Assignment -> Where "JSON" appears in a line of the entries below, that line should be copied.

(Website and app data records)

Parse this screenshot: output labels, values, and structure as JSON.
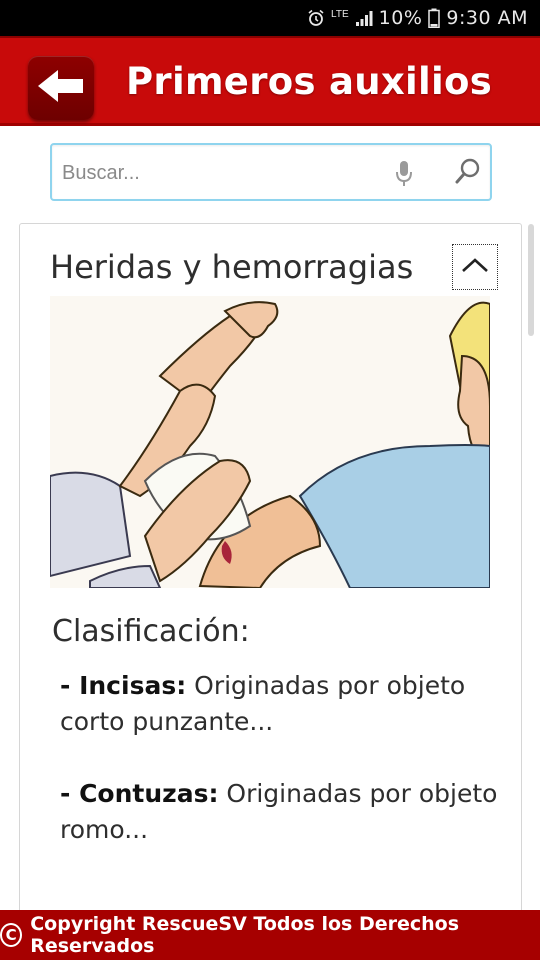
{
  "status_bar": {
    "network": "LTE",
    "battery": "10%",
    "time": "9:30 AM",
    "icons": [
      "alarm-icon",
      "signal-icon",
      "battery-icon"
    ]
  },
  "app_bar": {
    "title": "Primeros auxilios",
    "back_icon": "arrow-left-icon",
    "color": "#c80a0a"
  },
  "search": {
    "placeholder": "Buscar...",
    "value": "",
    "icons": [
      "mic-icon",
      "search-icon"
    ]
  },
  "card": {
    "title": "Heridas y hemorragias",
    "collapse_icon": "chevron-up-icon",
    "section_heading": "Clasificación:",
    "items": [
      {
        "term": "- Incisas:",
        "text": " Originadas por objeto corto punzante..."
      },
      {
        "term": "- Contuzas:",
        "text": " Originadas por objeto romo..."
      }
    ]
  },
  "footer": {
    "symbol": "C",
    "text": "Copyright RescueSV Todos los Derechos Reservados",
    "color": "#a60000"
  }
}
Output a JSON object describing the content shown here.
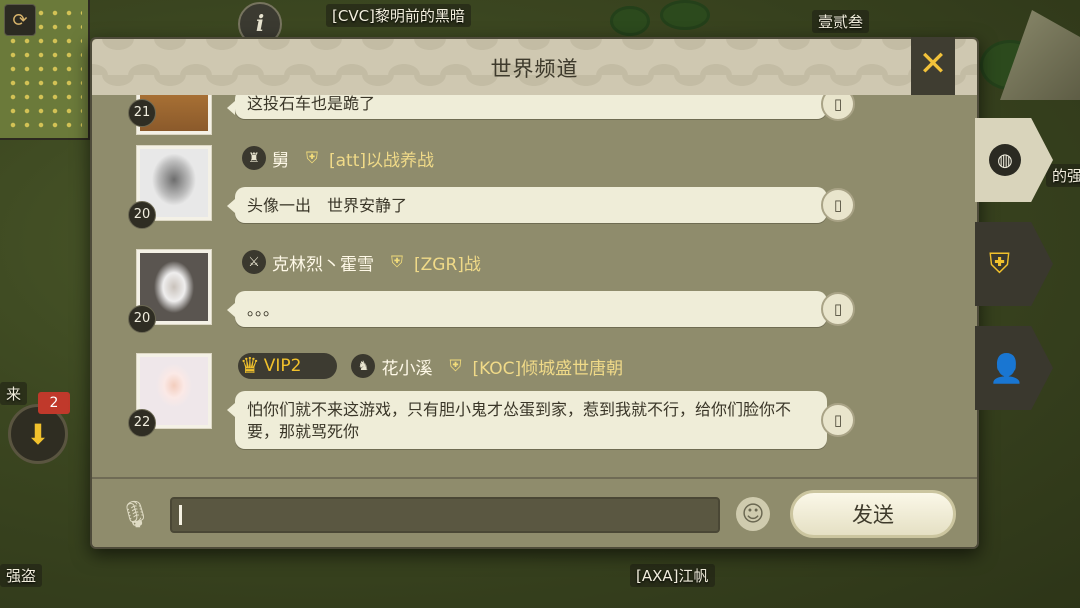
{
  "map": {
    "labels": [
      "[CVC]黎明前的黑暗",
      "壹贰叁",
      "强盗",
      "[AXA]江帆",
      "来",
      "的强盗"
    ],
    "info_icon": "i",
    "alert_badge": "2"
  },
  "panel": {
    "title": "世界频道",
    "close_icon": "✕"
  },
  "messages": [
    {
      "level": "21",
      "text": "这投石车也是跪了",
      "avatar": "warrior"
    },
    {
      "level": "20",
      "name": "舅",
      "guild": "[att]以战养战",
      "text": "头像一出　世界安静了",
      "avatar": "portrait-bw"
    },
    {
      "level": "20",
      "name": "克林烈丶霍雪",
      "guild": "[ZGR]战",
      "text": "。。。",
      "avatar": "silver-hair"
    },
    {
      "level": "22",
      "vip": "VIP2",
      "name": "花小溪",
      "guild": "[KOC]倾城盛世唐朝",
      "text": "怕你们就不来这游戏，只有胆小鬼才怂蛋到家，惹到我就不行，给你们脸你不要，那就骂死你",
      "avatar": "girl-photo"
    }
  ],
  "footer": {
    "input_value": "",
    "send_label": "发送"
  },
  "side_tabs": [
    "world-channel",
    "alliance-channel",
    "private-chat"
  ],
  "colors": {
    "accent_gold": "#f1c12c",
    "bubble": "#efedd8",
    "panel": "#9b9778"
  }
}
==
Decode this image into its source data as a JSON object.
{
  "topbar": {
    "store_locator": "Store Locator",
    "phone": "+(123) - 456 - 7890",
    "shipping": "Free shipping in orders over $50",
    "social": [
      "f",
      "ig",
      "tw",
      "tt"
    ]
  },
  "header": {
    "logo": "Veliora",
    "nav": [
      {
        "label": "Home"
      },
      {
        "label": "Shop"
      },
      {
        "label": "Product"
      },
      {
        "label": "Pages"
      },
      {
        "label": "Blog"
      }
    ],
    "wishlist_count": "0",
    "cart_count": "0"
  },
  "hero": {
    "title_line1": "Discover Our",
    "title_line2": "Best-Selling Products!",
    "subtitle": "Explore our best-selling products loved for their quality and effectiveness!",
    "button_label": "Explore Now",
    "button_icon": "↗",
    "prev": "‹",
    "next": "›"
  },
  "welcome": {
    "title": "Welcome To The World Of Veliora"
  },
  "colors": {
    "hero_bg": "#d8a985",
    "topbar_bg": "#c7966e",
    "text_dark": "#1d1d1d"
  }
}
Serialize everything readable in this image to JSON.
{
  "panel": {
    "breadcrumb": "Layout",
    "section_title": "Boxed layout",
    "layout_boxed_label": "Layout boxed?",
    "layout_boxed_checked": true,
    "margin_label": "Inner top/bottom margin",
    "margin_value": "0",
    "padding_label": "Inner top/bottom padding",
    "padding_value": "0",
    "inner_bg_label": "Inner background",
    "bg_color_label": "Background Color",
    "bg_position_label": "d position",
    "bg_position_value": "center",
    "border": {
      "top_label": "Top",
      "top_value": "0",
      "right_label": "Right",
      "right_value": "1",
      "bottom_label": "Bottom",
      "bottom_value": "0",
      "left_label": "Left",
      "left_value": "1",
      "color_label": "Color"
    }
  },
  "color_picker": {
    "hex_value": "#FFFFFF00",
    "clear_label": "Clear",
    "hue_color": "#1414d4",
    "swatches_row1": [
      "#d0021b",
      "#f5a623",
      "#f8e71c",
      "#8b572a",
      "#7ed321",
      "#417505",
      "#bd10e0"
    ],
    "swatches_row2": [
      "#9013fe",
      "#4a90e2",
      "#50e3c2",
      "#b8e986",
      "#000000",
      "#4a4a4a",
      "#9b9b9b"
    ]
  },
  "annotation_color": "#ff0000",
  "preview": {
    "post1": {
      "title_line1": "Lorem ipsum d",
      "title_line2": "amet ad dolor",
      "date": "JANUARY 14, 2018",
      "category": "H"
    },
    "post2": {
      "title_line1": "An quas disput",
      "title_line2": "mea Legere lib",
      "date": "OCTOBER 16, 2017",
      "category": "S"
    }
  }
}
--
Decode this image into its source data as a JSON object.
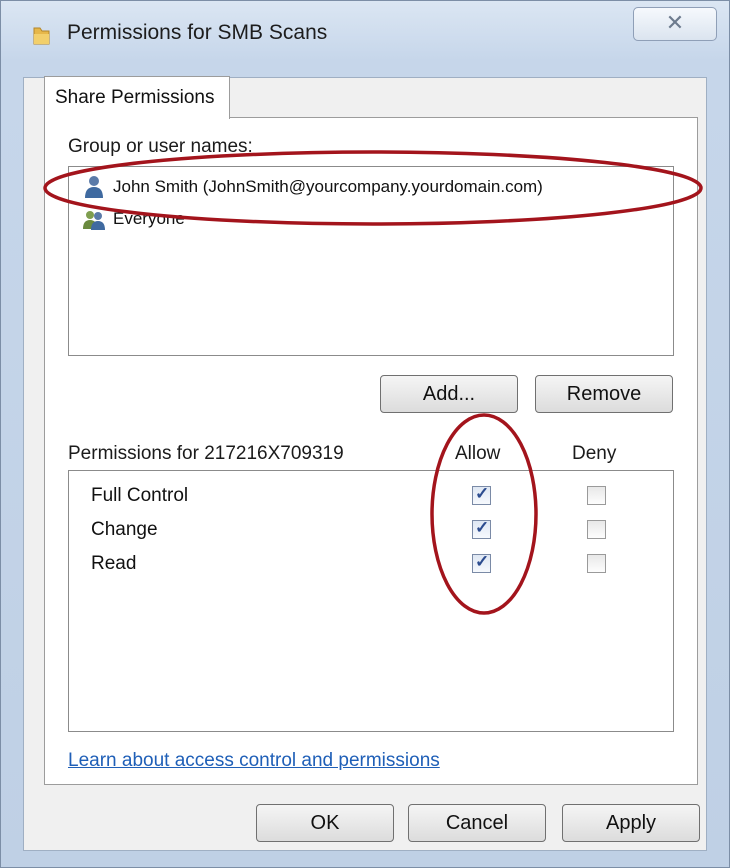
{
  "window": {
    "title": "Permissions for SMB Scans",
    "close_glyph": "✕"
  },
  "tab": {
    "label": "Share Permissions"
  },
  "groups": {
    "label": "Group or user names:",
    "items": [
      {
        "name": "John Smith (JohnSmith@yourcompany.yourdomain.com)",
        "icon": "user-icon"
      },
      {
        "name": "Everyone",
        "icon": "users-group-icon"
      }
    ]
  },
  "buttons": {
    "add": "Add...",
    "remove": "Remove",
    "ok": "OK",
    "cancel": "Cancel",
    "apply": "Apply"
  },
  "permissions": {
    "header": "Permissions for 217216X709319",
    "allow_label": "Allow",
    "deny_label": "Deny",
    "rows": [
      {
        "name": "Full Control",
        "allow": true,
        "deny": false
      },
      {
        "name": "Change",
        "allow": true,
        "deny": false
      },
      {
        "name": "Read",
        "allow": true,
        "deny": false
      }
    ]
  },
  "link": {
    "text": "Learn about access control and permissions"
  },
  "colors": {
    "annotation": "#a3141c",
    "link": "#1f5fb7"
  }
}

Result of this task ->
Parse this screenshot: output labels, values, and structure as JSON.
Output a JSON object describing the content shown here.
Decode this image into its source data as a JSON object.
Serialize everything readable in this image to JSON.
Decode this image into its source data as a JSON object.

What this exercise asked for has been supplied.